##### EXTRACTED ENTRIES #####

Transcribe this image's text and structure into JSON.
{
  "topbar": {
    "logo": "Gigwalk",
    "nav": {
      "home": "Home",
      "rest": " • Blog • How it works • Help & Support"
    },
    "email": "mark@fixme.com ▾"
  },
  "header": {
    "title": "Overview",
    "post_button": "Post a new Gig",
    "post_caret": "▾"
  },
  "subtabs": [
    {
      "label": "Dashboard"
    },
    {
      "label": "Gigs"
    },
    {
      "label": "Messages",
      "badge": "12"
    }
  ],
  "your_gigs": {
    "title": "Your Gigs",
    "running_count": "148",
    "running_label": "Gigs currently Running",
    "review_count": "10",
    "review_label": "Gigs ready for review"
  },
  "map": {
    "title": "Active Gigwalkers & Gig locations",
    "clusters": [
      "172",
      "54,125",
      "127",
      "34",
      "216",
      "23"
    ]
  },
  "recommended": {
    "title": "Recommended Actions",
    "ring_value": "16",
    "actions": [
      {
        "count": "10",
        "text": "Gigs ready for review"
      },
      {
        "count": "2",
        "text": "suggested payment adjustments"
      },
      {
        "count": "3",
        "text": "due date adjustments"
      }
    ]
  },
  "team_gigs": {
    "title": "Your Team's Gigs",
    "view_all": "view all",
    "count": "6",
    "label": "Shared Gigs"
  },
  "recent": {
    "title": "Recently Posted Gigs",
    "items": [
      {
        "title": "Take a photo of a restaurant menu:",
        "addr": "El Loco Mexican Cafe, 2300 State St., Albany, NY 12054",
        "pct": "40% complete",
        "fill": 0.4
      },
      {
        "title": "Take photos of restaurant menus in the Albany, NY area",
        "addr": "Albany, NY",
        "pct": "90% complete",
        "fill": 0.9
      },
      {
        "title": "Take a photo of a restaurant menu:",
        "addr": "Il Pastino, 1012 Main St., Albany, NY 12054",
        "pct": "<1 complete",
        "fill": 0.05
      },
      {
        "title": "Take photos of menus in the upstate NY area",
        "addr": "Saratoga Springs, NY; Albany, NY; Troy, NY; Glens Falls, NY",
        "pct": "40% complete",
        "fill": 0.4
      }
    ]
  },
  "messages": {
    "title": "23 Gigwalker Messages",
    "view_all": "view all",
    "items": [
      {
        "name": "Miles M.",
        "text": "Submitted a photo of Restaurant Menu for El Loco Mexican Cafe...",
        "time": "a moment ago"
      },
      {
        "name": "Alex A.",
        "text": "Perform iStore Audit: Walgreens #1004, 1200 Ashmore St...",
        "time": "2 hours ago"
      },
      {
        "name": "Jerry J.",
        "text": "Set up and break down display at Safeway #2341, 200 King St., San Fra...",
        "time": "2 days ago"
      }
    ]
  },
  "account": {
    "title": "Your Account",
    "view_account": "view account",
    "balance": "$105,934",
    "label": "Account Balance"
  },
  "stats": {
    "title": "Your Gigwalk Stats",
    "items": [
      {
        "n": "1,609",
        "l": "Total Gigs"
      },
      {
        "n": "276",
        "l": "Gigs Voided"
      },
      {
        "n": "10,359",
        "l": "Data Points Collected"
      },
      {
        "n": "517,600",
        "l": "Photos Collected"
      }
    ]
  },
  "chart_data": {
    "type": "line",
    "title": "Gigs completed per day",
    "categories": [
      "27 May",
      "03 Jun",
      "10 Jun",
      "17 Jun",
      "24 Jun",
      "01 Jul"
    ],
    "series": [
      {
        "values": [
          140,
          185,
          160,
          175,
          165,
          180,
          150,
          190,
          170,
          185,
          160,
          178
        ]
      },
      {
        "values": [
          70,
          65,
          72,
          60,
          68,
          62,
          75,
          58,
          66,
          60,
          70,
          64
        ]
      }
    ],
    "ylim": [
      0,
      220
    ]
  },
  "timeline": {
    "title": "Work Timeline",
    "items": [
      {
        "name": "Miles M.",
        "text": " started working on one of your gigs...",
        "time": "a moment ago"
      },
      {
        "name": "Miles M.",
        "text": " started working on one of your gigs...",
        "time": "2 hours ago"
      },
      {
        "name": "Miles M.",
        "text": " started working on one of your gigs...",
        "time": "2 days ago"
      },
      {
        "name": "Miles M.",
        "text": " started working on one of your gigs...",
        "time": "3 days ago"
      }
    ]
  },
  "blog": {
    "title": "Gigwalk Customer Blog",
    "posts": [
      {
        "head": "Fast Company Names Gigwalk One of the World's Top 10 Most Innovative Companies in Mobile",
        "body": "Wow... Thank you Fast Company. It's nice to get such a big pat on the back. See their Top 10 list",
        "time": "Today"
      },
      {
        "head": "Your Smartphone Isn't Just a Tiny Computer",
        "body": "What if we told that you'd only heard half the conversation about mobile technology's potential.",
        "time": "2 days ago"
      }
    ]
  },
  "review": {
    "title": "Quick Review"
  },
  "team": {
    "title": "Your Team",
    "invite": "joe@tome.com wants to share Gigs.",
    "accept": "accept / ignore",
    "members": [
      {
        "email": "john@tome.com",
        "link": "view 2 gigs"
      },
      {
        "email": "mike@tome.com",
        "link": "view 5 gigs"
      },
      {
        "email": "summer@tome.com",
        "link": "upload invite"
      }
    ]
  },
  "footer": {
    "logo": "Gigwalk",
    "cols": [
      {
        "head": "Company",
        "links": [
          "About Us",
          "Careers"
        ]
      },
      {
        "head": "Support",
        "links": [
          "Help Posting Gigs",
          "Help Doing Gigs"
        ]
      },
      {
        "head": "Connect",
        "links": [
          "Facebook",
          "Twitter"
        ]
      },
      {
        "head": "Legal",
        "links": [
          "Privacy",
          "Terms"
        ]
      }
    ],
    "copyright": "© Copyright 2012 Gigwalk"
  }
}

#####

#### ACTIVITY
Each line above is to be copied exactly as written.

#### ANSWER SPACE
Transcribe this image's text and structure into JSON.
{
  "topbar": {
    "logo": "Gigwalk",
    "nav": {
      "home": "Home",
      "rest": " • Blog • How it works • Help & Support"
    },
    "email": "mark@fixme.com ▾"
  },
  "header": {
    "title": "Overview",
    "post_button": "Post a new Gig",
    "post_caret": "▾"
  },
  "subtabs": [
    {
      "label": "Dashboard"
    },
    {
      "label": "Gigs"
    },
    {
      "label": "Messages",
      "badge": "12"
    }
  ],
  "your_gigs": {
    "title": "Your Gigs",
    "running_count": "148",
    "running_label": "Gigs currently Running",
    "review_count": "10",
    "review_label": "Gigs ready for review"
  },
  "map": {
    "title": "Active Gigwalkers & Gig locations",
    "clusters": [
      "172",
      "54,125",
      "127",
      "34",
      "216",
      "23"
    ]
  },
  "recommended": {
    "title": "Recommended Actions",
    "ring_value": "16",
    "actions": [
      {
        "count": "10",
        "text": "Gigs ready for review"
      },
      {
        "count": "2",
        "text": "suggested payment adjustments"
      },
      {
        "count": "3",
        "text": "due date adjustments"
      }
    ]
  },
  "team_gigs": {
    "title": "Your Team's Gigs",
    "view_all": "view all",
    "count": "6",
    "label": "Shared Gigs"
  },
  "recent": {
    "title": "Recently Posted Gigs",
    "items": [
      {
        "title": "Take a photo of a restaurant menu:",
        "addr": "El Loco Mexican Cafe, 2300 State St., Albany, NY 12054",
        "pct": "40% complete",
        "fill": 0.4
      },
      {
        "title": "Take photos of restaurant menus in the Albany, NY area",
        "addr": "Albany, NY",
        "pct": "90% complete",
        "fill": 0.9
      },
      {
        "title": "Take a photo of a restaurant menu:",
        "addr": "Il Pastino, 1012 Main St., Albany, NY 12054",
        "pct": "<1 complete",
        "fill": 0.05
      },
      {
        "title": "Take photos of menus in the upstate NY area",
        "addr": "Saratoga Springs, NY; Albany, NY; Troy, NY; Glens Falls, NY",
        "pct": "40% complete",
        "fill": 0.4
      }
    ]
  },
  "messages": {
    "title": "23 Gigwalker Messages",
    "view_all": "view all",
    "items": [
      {
        "name": "Miles M.",
        "text": "Submitted a photo of Restaurant Menu for El Loco Mexican Cafe...",
        "time": "a moment ago"
      },
      {
        "name": "Alex A.",
        "text": "Perform iStore Audit: Walgreens #1004, 1200 Ashmore St...",
        "time": "2 hours ago"
      },
      {
        "name": "Jerry J.",
        "text": "Set up and break down display at Safeway #2341, 200 King St., San Fra...",
        "time": "2 days ago"
      }
    ]
  },
  "account": {
    "title": "Your Account",
    "view_account": "view account",
    "balance": "$105,934",
    "label": "Account Balance"
  },
  "stats": {
    "title": "Your Gigwalk Stats",
    "items": [
      {
        "n": "1,609",
        "l": "Total Gigs"
      },
      {
        "n": "276",
        "l": "Gigs Voided"
      },
      {
        "n": "10,359",
        "l": "Data Points Collected"
      },
      {
        "n": "517,600",
        "l": "Photos Collected"
      }
    ]
  },
  "chart_data": {
    "type": "line",
    "title": "Gigs completed per day",
    "categories": [
      "27 May",
      "03 Jun",
      "10 Jun",
      "17 Jun",
      "24 Jun",
      "01 Jul"
    ],
    "series": [
      {
        "values": [
          140,
          185,
          160,
          175,
          165,
          180,
          150,
          190,
          170,
          185,
          160,
          178
        ]
      },
      {
        "values": [
          70,
          65,
          72,
          60,
          68,
          62,
          75,
          58,
          66,
          60,
          70,
          64
        ]
      }
    ],
    "ylim": [
      0,
      220
    ]
  },
  "timeline": {
    "title": "Work Timeline",
    "items": [
      {
        "name": "Miles M.",
        "text": " started working on one of your gigs...",
        "time": "a moment ago"
      },
      {
        "name": "Miles M.",
        "text": " started working on one of your gigs...",
        "time": "2 hours ago"
      },
      {
        "name": "Miles M.",
        "text": " started working on one of your gigs...",
        "time": "2 days ago"
      },
      {
        "name": "Miles M.",
        "text": " started working on one of your gigs...",
        "time": "3 days ago"
      }
    ]
  },
  "blog": {
    "title": "Gigwalk Customer Blog",
    "posts": [
      {
        "head": "Fast Company Names Gigwalk One of the World's Top 10 Most Innovative Companies in Mobile",
        "body": "Wow... Thank you Fast Company. It's nice to get such a big pat on the back. See their Top 10 list",
        "time": "Today"
      },
      {
        "head": "Your Smartphone Isn't Just a Tiny Computer",
        "body": "What if we told that you'd only heard half the conversation about mobile technology's potential.",
        "time": "2 days ago"
      }
    ]
  },
  "review": {
    "title": "Quick Review"
  },
  "team": {
    "title": "Your Team",
    "invite": "joe@tome.com wants to share Gigs.",
    "accept": "accept / ignore",
    "members": [
      {
        "email": "john@tome.com",
        "link": "view 2 gigs"
      },
      {
        "email": "mike@tome.com",
        "link": "view 5 gigs"
      },
      {
        "email": "summer@tome.com",
        "link": "upload invite"
      }
    ]
  },
  "footer": {
    "logo": "Gigwalk",
    "cols": [
      {
        "head": "Company",
        "links": [
          "About Us",
          "Careers"
        ]
      },
      {
        "head": "Support",
        "links": [
          "Help Posting Gigs",
          "Help Doing Gigs"
        ]
      },
      {
        "head": "Connect",
        "links": [
          "Facebook",
          "Twitter"
        ]
      },
      {
        "head": "Legal",
        "links": [
          "Privacy",
          "Terms"
        ]
      }
    ],
    "copyright": "© Copyright 2012 Gigwalk"
  }
}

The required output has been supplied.